Choosing the correct engine oil
When choosing engine oil it is vital to fully understand the engine and the oil best suited to it, otherwise you may not get ideal performance or even cause costly damage. Independent, innovative condition monitoring and fluid management expert Techenomics provides tools to help determine the best oil to use.
Techenomics’ CEO Chris Adsett says oil must always reduce friction and not waste useful power from conversion of kinetic energy into heat. “Oil reduces wear by protecting internal engine parts and lack of oil or incorrect oil leads to lower efficiency and engine degradation, which can lead to higher fuel consumption, decreased power and engine failure.”
Vehicles have an owner’s manual providing information on manufacturer specifications required for oil used in that vehicle. Chris Adsett says this should be followed and it is inadvisable to go against the recommendations by choosing different oil.

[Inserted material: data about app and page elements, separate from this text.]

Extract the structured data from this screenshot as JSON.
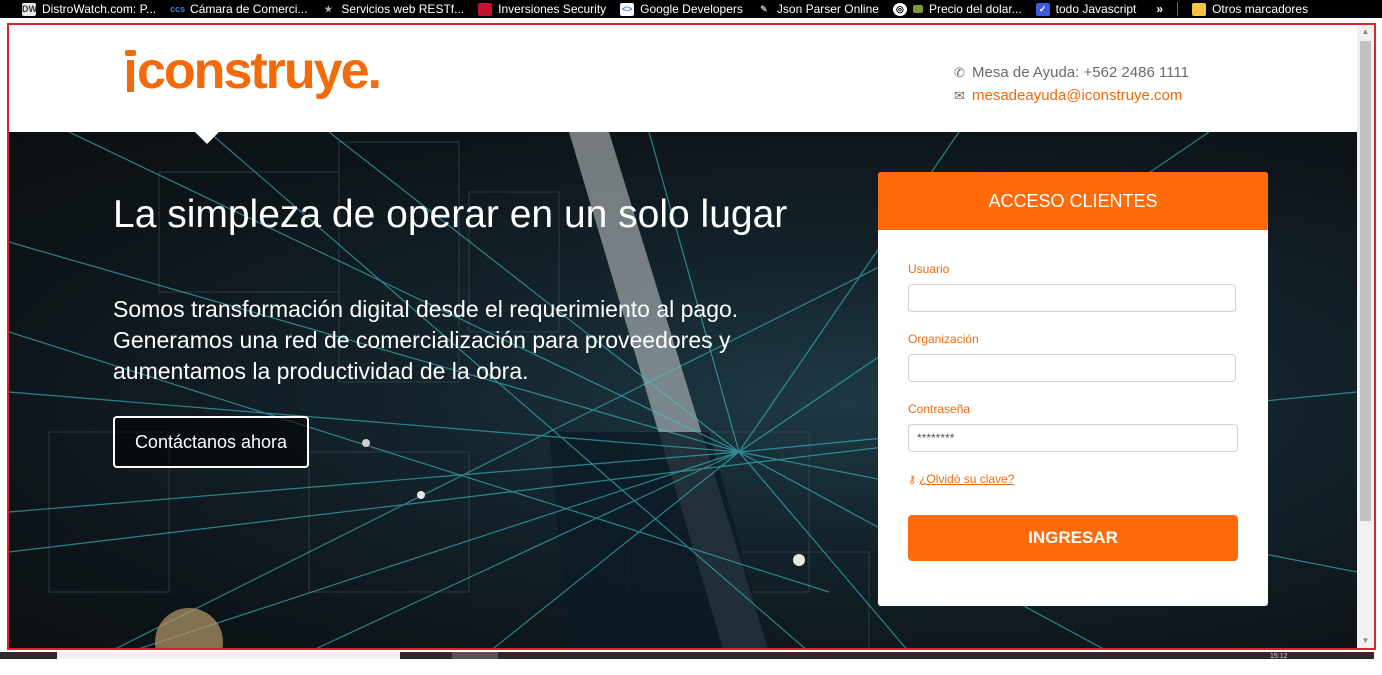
{
  "bookmarks": [
    {
      "label": "DistroWatch.com: P...",
      "icon": "distrowatch-icon",
      "color": "#e8e8e8"
    },
    {
      "label": "Cámara de Comerci...",
      "icon": "ccs-icon",
      "color": "#1a4aa8"
    },
    {
      "label": "Servicios web RESTf...",
      "icon": "star-icon",
      "color": "#888888"
    },
    {
      "label": "Inversiones Security",
      "icon": "security-icon",
      "color": "#c8102e"
    },
    {
      "label": "Google Developers",
      "icon": "google-developers-icon",
      "color": "#4285f4"
    },
    {
      "label": "Json Parser Online",
      "icon": "json-icon",
      "color": "#777777"
    },
    {
      "label": "Precio del dolar...",
      "icon": "globe-icon",
      "color": "#ffffff"
    },
    {
      "label": "todo Javascript",
      "icon": "checkbox-icon",
      "color": "#3b5bdb"
    }
  ],
  "bookmarks_more": "»",
  "bookmarks_other": "Otros marcadores",
  "header": {
    "logo_text": "construye.",
    "phone": "Mesa de Ayuda: +562 2486 1111",
    "email": "mesadeayuda@iconstruye.com"
  },
  "hero": {
    "title": "La simpleza de operar en un solo lugar",
    "subtitle": "Somos transformación digital desde el requerimiento al pago. Generamos una red de comercialización para proveedores y aumentamos la productividad de la obra.",
    "cta": "Contáctanos ahora"
  },
  "login": {
    "heading": "ACCESO CLIENTES",
    "user_label": "Usuario",
    "user_value": "",
    "org_label": "Organización",
    "org_value": "",
    "password_label": "Contraseña",
    "password_value": "********",
    "forgot": "¿Olvidó su clave?",
    "submit": "INGRESAR"
  },
  "colors": {
    "brand": "#ff6b0a",
    "frame_border": "#d9232d"
  },
  "taskbar": {
    "time": "15:12"
  }
}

He says many older vehicles have push-rod engines with flat tappet camshafts and these need oil that contains ZDDP (Zinc Dialkyl Dithio Phosphate), a zinc additive that provides ant-scuff wear protection. “Most of today’s oils do not contain adequate ZDDP levels for these engines, so owners need to look for oil that contains this additive, or use racing engine oil with this additive.”
Engine oils are certified by up to three different organisations which ensure they meet certain specifications such as quality, viscosity, operating temperatures, energy conservation and fuel economy tests. The organisations are the American Petroleum Institute (API), International Lubricant Standardization and Approval Committee (ILSAC) and European Automotive Manufacturers Association (ACEA).
Chris Adsett says an important consideration in choosing oil is viscosity which depends largely on where the engine operates. “Temperatures play a large part in viscosity as oil thins when heated and thickens when cooled. Engine start-ups are extremely important as oil must be thin enough when cold to flow through thin gaps, minimising metal to metal contact. It must be able to flow adequately at its expected lowest temperature.
“In oil with a viscosity grade of 10W-30, the W indicates what the viscosity grade will be in winter or when the oil is cold and in this example it is 10 degrees and in summer, or at operating temperatures, it will be 30 degrees.” Most commonly used oils are 5W-20, 5W-30, 10W-30 and 10W-40 which cover most light-duty vehicles on the road today.
Chris Adsett advises to always check the owner’s manual to get the API rating, viscosity grade and whether to use mineral, semi-synthetic or full synthetic oil. The qualities are:
- Mineral oil - A cheaper alternative containing many variations of additives and a lot of VI improver. They consist of group I and II base stock oil.
- Semi-Synthetic -Contain a mixture of mineral and full synthetic base stock oil. Most have added VI improvers, which allow the oil to have the designated base oil viscosity when cold and second grade viscosity when hot.
- Synthetic oil - Superior enhanced performance oils which protect against deposit formation, have superior lubricity at high temperatures and better, more even flow at low temperatures. They are made up of either group III, IV and V base stock oils which are higher in purity and gain better property control over lower base stocks. With higher VI they do not need much VI improver additive added which allows greater control over thermal and mechanical degradation as oil ages.
Techenomics can provide the information needed to select engine oil that provides high performance, low fuel consumption, good start-up capabilities, low wear and stable viscosity. Techenomics has no control over the price paid for oil and suggests the best idea after identifying the most suitable oil, is to shop around and don’t be afraid to ask questions.